→ DIRECTIONS
Copy all records exactly, excluding images.

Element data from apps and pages
□ □ □
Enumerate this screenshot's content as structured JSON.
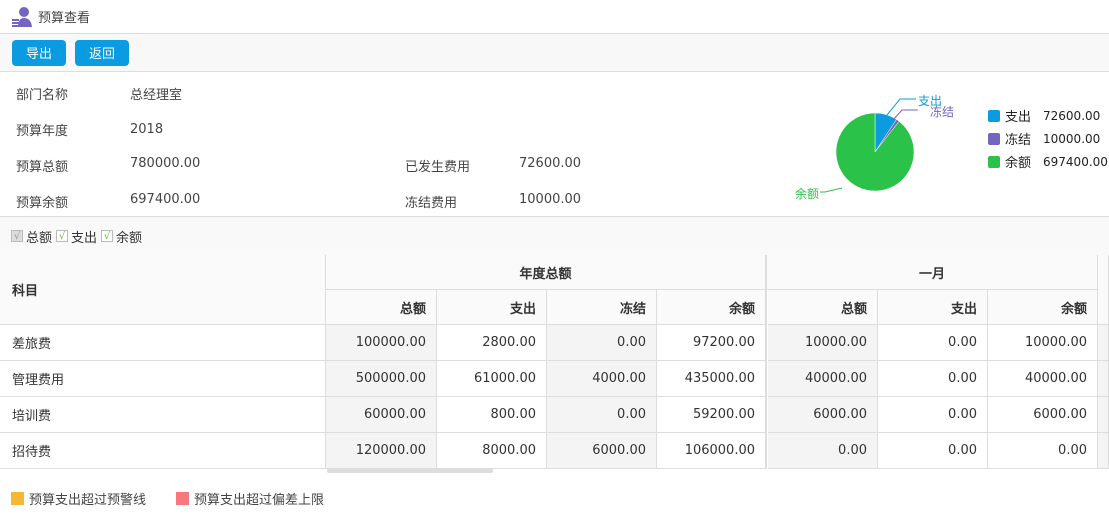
{
  "header": {
    "title": "预算查看",
    "icon": "user-list-icon"
  },
  "toolbar": {
    "export_label": "导出",
    "back_label": "返回"
  },
  "info": {
    "dept_label": "部门名称",
    "dept_value": "总经理室",
    "year_label": "预算年度",
    "year_value": "2018",
    "total_label": "预算总额",
    "total_value": "780000.00",
    "balance_label": "预算余额",
    "balance_value": "697400.00",
    "spent_label": "已发生费用",
    "spent_value": "72600.00",
    "frozen_label": "冻结费用",
    "frozen_value": "10000.00"
  },
  "chart_data": {
    "type": "pie",
    "slices": [
      {
        "name": "支出",
        "value": 72600.0,
        "display": "72600.00",
        "color": "#0b9be0"
      },
      {
        "name": "冻结",
        "value": 10000.0,
        "display": "10000.00",
        "color": "#7565c0"
      },
      {
        "name": "余额",
        "value": 697400.0,
        "display": "697400.00",
        "color": "#2bc24a"
      }
    ],
    "legend": "right"
  },
  "filters": [
    {
      "label": "总额",
      "checked": true,
      "disabled": true
    },
    {
      "label": "支出",
      "checked": true,
      "disabled": false
    },
    {
      "label": "余额",
      "checked": true,
      "disabled": false
    }
  ],
  "table": {
    "subject_header": "科目",
    "groups": [
      "年度总额",
      "一月"
    ],
    "columns": [
      "总额",
      "支出",
      "冻结",
      "余额",
      "总额",
      "支出",
      "余额"
    ],
    "rows": [
      {
        "name": "差旅费",
        "values": [
          "100000.00",
          "2800.00",
          "0.00",
          "97200.00",
          "10000.00",
          "0.00",
          "10000.00"
        ]
      },
      {
        "name": "管理费用",
        "values": [
          "500000.00",
          "61000.00",
          "4000.00",
          "435000.00",
          "40000.00",
          "0.00",
          "40000.00"
        ]
      },
      {
        "name": "培训费",
        "values": [
          "60000.00",
          "800.00",
          "0.00",
          "59200.00",
          "6000.00",
          "0.00",
          "6000.00"
        ]
      },
      {
        "name": "招待费",
        "values": [
          "120000.00",
          "8000.00",
          "6000.00",
          "106000.00",
          "0.00",
          "0.00",
          "0.00"
        ]
      }
    ]
  },
  "legend": [
    {
      "label": "预算支出超过预警线",
      "color": "#f7b733"
    },
    {
      "label": "预算支出超过偏差上限",
      "color": "#f7797d"
    }
  ]
}
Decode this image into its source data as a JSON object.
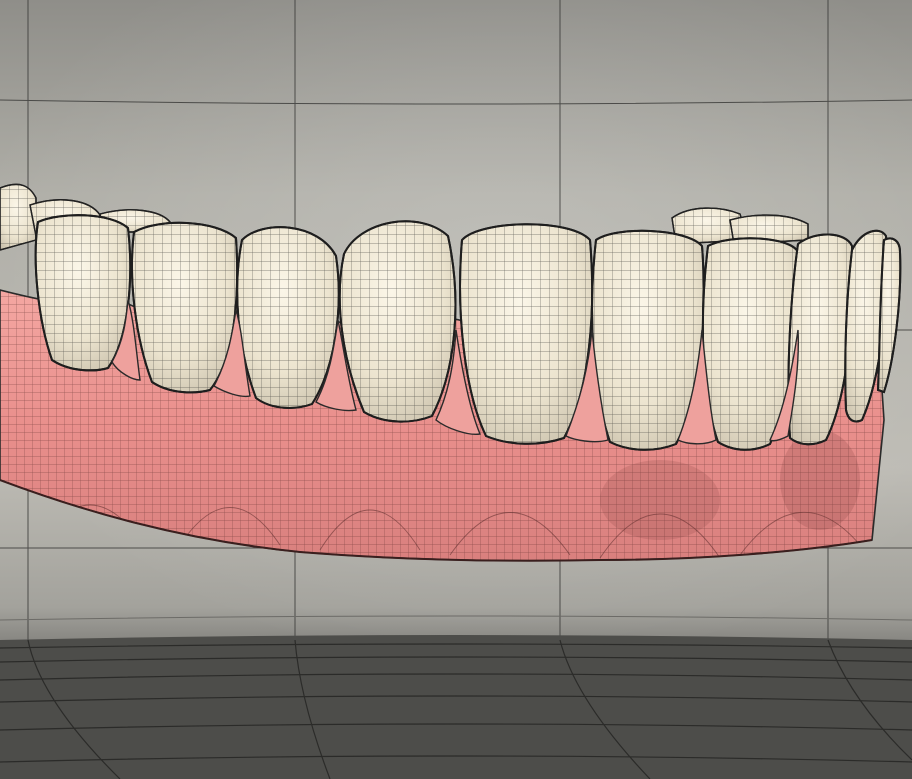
{
  "scene": {
    "subject": "denture-wireframe-render",
    "backdrop_color": "#b9b7b0",
    "floor_color": "#4f4f4c",
    "gum_color": "#e8908f",
    "tooth_color": "#ede6d2",
    "wire_color": "#2a2a2a",
    "tooth_count_visible": 10
  }
}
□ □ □
→ EXERCISE SOLUTION
Enumerate this screenshot's content as structured JSON.
{
  "header": {
    "title": "预算查看",
    "icon": "user-list-icon"
  },
  "toolbar": {
    "export_label": "导出",
    "back_label": "返回"
  },
  "info": {
    "dept_label": "部门名称",
    "dept_value": "总经理室",
    "year_label": "预算年度",
    "year_value": "2018",
    "total_label": "预算总额",
    "total_value": "780000.00",
    "balance_label": "预算余额",
    "balance_value": "697400.00",
    "spent_label": "已发生费用",
    "spent_value": "72600.00",
    "frozen_label": "冻结费用",
    "frozen_value": "10000.00"
  },
  "chart_data": {
    "type": "pie",
    "slices": [
      {
        "name": "支出",
        "value": 72600.0,
        "display": "72600.00",
        "color": "#0b9be0"
      },
      {
        "name": "冻结",
        "value": 10000.0,
        "display": "10000.00",
        "color": "#7565c0"
      },
      {
        "name": "余额",
        "value": 697400.0,
        "display": "697400.00",
        "color": "#2bc24a"
      }
    ],
    "legend": "right"
  },
  "filters": [
    {
      "label": "总额",
      "checked": true,
      "disabled": true
    },
    {
      "label": "支出",
      "checked": true,
      "disabled": false
    },
    {
      "label": "余额",
      "checked": true,
      "disabled": false
    }
  ],
  "table": {
    "subject_header": "科目",
    "groups": [
      "年度总额",
      "一月"
    ],
    "columns": [
      "总额",
      "支出",
      "冻结",
      "余额",
      "总额",
      "支出",
      "余额"
    ],
    "rows": [
      {
        "name": "差旅费",
        "values": [
          "100000.00",
          "2800.00",
          "0.00",
          "97200.00",
          "10000.00",
          "0.00",
          "10000.00"
        ]
      },
      {
        "name": "管理费用",
        "values": [
          "500000.00",
          "61000.00",
          "4000.00",
          "435000.00",
          "40000.00",
          "0.00",
          "40000.00"
        ]
      },
      {
        "name": "培训费",
        "values": [
          "60000.00",
          "800.00",
          "0.00",
          "59200.00",
          "6000.00",
          "0.00",
          "6000.00"
        ]
      },
      {
        "name": "招待费",
        "values": [
          "120000.00",
          "8000.00",
          "6000.00",
          "106000.00",
          "0.00",
          "0.00",
          "0.00"
        ]
      }
    ]
  },
  "legend": [
    {
      "label": "预算支出超过预警线",
      "color": "#f7b733"
    },
    {
      "label": "预算支出超过偏差上限",
      "color": "#f7797d"
    }
  ]
}
Decode this image into its source data as a JSON object.
{
  "scene": {
    "subject": "denture-wireframe-render",
    "backdrop_color": "#b9b7b0",
    "floor_color": "#4f4f4c",
    "gum_color": "#e8908f",
    "tooth_color": "#ede6d2",
    "wire_color": "#2a2a2a",
    "tooth_count_visible": 10
  }
}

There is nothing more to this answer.